> _Work to be completed_: Write the records out again. Match them exactly.

[Opening Material shown section]

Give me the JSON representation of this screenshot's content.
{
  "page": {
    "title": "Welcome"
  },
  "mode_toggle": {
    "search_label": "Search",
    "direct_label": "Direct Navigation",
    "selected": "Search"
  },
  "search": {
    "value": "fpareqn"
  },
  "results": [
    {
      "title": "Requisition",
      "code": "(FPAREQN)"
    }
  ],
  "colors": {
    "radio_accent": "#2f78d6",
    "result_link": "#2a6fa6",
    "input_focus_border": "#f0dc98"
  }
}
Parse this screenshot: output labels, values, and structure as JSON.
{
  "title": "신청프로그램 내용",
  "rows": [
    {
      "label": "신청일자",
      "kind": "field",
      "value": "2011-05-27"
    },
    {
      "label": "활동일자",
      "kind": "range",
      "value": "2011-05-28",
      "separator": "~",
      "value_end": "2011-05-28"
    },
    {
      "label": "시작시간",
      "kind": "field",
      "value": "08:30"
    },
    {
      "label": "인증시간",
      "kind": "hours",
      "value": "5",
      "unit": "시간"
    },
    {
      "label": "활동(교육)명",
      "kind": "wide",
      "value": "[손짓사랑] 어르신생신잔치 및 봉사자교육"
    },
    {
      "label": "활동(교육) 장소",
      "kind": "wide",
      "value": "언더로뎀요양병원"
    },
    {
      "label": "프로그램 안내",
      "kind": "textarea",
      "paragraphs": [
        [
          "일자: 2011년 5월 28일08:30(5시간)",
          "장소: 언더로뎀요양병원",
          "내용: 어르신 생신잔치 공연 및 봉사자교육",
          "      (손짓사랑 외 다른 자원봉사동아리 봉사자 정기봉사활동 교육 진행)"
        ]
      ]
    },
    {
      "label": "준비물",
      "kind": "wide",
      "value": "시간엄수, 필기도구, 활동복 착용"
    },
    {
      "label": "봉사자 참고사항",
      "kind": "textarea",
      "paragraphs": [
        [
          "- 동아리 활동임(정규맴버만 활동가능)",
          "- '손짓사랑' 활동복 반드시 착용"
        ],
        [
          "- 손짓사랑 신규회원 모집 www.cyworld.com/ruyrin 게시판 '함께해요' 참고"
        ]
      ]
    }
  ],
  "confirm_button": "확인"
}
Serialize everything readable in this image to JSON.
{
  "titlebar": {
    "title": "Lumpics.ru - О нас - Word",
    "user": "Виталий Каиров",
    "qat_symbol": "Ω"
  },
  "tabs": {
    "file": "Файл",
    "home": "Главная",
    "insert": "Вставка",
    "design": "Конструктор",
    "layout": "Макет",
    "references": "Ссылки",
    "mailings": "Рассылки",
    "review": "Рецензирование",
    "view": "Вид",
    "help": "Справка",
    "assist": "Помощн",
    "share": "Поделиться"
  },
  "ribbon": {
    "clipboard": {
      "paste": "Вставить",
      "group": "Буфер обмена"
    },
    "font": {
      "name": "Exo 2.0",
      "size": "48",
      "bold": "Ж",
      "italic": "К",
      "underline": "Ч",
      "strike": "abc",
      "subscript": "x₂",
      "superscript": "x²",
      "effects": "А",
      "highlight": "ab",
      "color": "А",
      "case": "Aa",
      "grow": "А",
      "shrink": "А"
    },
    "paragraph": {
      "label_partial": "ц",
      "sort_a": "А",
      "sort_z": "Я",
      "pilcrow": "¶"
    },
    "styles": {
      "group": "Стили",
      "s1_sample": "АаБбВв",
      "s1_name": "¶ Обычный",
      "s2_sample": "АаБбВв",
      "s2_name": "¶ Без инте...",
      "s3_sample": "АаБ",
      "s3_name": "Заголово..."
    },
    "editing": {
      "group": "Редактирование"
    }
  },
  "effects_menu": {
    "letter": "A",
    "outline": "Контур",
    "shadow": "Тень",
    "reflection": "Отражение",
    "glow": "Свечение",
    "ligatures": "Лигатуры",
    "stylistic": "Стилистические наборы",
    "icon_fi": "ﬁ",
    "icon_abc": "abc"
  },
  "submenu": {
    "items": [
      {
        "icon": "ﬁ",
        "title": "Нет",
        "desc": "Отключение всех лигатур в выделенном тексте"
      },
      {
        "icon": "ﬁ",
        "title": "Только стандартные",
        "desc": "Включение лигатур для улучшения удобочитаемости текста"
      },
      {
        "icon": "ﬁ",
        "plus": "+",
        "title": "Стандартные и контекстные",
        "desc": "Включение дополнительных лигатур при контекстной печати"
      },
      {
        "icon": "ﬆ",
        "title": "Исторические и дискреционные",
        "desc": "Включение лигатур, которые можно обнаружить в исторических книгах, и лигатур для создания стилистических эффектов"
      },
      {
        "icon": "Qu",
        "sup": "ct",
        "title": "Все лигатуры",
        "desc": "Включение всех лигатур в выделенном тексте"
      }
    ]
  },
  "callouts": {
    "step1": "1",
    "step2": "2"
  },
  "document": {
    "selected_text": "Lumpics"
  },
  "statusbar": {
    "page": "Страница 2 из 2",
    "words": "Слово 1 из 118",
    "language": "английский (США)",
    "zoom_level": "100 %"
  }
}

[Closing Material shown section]

> _Result of this task_:
Give me the JSON representation of this screenshot's content.
{
  "page": {
    "title": "Welcome"
  },
  "mode_toggle": {
    "search_label": "Search",
    "direct_label": "Direct Navigation",
    "selected": "Search"
  },
  "search": {
    "value": "fpareqn"
  },
  "results": [
    {
      "title": "Requisition",
      "code": "(FPAREQN)"
    }
  ],
  "colors": {
    "radio_accent": "#2f78d6",
    "result_link": "#2a6fa6",
    "input_focus_border": "#f0dc98"
  }
}
Parse this screenshot: output labels, values, and structure as JSON.
{
  "title": "신청프로그램 내용",
  "rows": [
    {
      "label": "신청일자",
      "kind": "field",
      "value": "2011-05-27"
    },
    {
      "label": "활동일자",
      "kind": "range",
      "value": "2011-05-28",
      "separator": "~",
      "value_end": "2011-05-28"
    },
    {
      "label": "시작시간",
      "kind": "field",
      "value": "08:30"
    },
    {
      "label": "인증시간",
      "kind": "hours",
      "value": "5",
      "unit": "시간"
    },
    {
      "label": "활동(교육)명",
      "kind": "wide",
      "value": "[손짓사랑] 어르신생신잔치 및 봉사자교육"
    },
    {
      "label": "활동(교육) 장소",
      "kind": "wide",
      "value": "언더로뎀요양병원"
    },
    {
      "label": "프로그램 안내",
      "kind": "textarea",
      "paragraphs": [
        [
          "일자: 2011년 5월 28일08:30(5시간)",
          "장소: 언더로뎀요양병원",
          "내용: 어르신 생신잔치 공연 및 봉사자교육",
          "      (손짓사랑 외 다른 자원봉사동아리 봉사자 정기봉사활동 교육 진행)"
        ]
      ]
    },
    {
      "label": "준비물",
      "kind": "wide",
      "value": "시간엄수, 필기도구, 활동복 착용"
    },
    {
      "label": "봉사자 참고사항",
      "kind": "textarea",
      "paragraphs": [
        [
          "- 동아리 활동임(정규맴버만 활동가능)",
          "- '손짓사랑' 활동복 반드시 착용"
        ],
        [
          "- 손짓사랑 신규회원 모집 www.cyworld.com/ruyrin 게시판 '함께해요' 참고"
        ]
      ]
    }
  ],
  "confirm_button": "확인"
}
Serialize everything readable in this image to JSON.
{
  "titlebar": {
    "title": "Lumpics.ru - О нас - Word",
    "user": "Виталий Каиров",
    "qat_symbol": "Ω"
  },
  "tabs": {
    "file": "Файл",
    "home": "Главная",
    "insert": "Вставка",
    "design": "Конструктор",
    "layout": "Макет",
    "references": "Ссылки",
    "mailings": "Рассылки",
    "review": "Рецензирование",
    "view": "Вид",
    "help": "Справка",
    "assist": "Помощн",
    "share": "Поделиться"
  },
  "ribbon": {
    "clipboard": {
      "paste": "Вставить",
      "group": "Буфер обмена"
    },
    "font": {
      "name": "Exo 2.0",
      "size": "48",
      "bold": "Ж",
      "italic": "К",
      "underline": "Ч",
      "strike": "abc",
      "subscript": "x₂",
      "superscript": "x²",
      "effects": "А",
      "highlight": "ab",
      "color": "А",
      "case": "Aa",
      "grow": "А",
      "shrink": "А"
    },
    "paragraph": {
      "label_partial": "ц",
      "sort_a": "А",
      "sort_z": "Я",
      "pilcrow": "¶"
    },
    "styles": {
      "group": "Стили",
      "s1_sample": "АаБбВв",
      "s1_name": "¶ Обычный",
      "s2_sample": "АаБбВв",
      "s2_name": "¶ Без инте...",
      "s3_sample": "АаБ",
      "s3_name": "Заголово..."
    },
    "editing": {
      "group": "Редактирование"
    }
  },
  "effects_menu": {
    "letter": "A",
    "outline": "Контур",
    "shadow": "Тень",
    "reflection": "Отражение",
    "glow": "Свечение",
    "ligatures": "Лигатуры",
    "stylistic": "Стилистические наборы",
    "icon_fi": "ﬁ",
    "icon_abc": "abc"
  },
  "submenu": {
    "items": [
      {
        "icon": "ﬁ",
        "title": "Нет",
        "desc": "Отключение всех лигатур в выделенном тексте"
      },
      {
        "icon": "ﬁ",
        "title": "Только стандартные",
        "desc": "Включение лигатур для улучшения удобочитаемости текста"
      },
      {
        "icon": "ﬁ",
        "plus": "+",
        "title": "Стандартные и контекстные",
        "desc": "Включение дополнительных лигатур при контекстной печати"
      },
      {
        "icon": "ﬆ",
        "title": "Исторические и дискреционные",
        "desc": "Включение лигатур, которые можно обнаружить в исторических книгах, и лигатур для создания стилистических эффектов"
      },
      {
        "icon": "Qu",
        "sup": "ct",
        "title": "Все лигатуры",
        "desc": "Включение всех лигатур в выделенном тексте"
      }
    ]
  },
  "callouts": {
    "step1": "1",
    "step2": "2"
  },
  "document": {
    "selected_text": "Lumpics"
  },
  "statusbar": {
    "page": "Страница 2 из 2",
    "words": "Слово 1 из 118",
    "language": "английский (США)",
    "zoom_level": "100 %"
  }
}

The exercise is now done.